While studying abroad in 2016, George Washington University student Danya Sherman was drugged and assaulted by someone she considered a close friend.
Since then, Sherman has worked to prevent future assaults from happening. The result of her work? The “KnoNap,” a napkin that can detect commonly-used date rape drugs all by putting a drop of liquid on the napkin. Should it change color, the drink has been spiked.

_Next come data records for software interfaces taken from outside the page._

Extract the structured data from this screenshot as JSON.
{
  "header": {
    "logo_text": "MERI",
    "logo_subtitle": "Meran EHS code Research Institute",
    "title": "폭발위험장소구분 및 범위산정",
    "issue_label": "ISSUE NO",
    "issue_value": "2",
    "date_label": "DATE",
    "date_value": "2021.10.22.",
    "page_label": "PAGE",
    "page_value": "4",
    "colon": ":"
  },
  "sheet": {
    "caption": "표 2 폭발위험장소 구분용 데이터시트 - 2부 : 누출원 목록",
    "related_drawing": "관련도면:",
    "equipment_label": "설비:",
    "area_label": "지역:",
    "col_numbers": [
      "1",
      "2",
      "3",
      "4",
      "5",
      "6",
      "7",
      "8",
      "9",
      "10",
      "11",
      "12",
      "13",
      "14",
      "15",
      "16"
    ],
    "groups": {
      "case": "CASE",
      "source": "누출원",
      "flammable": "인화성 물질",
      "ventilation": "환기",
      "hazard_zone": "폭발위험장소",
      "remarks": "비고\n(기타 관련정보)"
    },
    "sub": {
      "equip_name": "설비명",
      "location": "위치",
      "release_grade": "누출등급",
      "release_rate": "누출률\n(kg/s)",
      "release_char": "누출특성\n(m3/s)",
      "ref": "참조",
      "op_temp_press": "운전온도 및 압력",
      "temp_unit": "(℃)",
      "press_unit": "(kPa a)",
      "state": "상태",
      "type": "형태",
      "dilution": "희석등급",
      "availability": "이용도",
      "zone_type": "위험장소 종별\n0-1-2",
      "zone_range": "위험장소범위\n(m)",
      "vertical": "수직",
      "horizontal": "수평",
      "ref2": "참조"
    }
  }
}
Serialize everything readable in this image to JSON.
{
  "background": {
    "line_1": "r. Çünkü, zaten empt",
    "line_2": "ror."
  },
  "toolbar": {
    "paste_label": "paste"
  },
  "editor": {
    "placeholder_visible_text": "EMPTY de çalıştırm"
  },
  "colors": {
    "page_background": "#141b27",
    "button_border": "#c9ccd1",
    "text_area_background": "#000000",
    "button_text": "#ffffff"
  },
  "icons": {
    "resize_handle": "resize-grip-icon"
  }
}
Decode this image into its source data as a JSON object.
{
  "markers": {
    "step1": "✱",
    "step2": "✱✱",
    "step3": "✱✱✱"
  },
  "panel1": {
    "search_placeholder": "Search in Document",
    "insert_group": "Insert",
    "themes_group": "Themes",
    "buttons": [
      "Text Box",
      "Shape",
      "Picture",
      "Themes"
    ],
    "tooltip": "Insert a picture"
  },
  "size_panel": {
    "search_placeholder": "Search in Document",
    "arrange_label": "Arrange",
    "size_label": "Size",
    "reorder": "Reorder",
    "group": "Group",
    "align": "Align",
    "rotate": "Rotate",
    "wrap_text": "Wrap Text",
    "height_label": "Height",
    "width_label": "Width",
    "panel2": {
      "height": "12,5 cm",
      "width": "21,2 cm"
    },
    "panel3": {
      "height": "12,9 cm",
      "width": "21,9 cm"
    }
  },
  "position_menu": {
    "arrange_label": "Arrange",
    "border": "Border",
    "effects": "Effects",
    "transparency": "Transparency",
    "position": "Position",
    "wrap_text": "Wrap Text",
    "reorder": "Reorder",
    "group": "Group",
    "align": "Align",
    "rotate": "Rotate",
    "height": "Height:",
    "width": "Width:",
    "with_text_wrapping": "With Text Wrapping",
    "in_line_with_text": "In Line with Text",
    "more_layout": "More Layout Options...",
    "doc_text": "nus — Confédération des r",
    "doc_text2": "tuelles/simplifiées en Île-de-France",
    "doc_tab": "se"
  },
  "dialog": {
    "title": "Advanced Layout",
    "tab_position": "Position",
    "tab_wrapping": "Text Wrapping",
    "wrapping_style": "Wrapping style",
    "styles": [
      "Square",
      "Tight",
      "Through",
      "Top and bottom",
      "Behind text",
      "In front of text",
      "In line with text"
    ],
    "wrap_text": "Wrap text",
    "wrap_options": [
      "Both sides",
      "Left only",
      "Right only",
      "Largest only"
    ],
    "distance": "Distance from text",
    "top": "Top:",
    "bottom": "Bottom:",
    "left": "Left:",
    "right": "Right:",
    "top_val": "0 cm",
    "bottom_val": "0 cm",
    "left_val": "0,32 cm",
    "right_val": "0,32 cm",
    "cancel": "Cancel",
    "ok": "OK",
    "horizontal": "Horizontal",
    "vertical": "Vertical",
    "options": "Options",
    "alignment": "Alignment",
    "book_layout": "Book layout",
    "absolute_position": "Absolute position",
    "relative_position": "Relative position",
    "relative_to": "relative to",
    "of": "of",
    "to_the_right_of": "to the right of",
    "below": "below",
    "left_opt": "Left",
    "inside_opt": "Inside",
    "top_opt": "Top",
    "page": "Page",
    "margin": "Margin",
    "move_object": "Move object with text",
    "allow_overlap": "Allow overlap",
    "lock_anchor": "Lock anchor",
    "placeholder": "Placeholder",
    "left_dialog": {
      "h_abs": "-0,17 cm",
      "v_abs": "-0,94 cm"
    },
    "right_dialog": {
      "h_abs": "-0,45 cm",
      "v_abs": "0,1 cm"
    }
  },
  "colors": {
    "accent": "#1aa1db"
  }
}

Sherman told FOX 5 in Washington DC, she wanted to create a product that “could be seamlessly incorporated into any social setting. Napkins are always around alcohol. They are always in bars and clubs and we’re working to have them integrated into fraternities, social events and social organizations. They’re also easy to carry around in either a pocket or purse so they’re very portable and can be taken anywhere so if you’re uncomfortable, you’re able to take it out and use it at your own discretion.”
Sherman hopes to fully launch KnoNap by the end of 2018.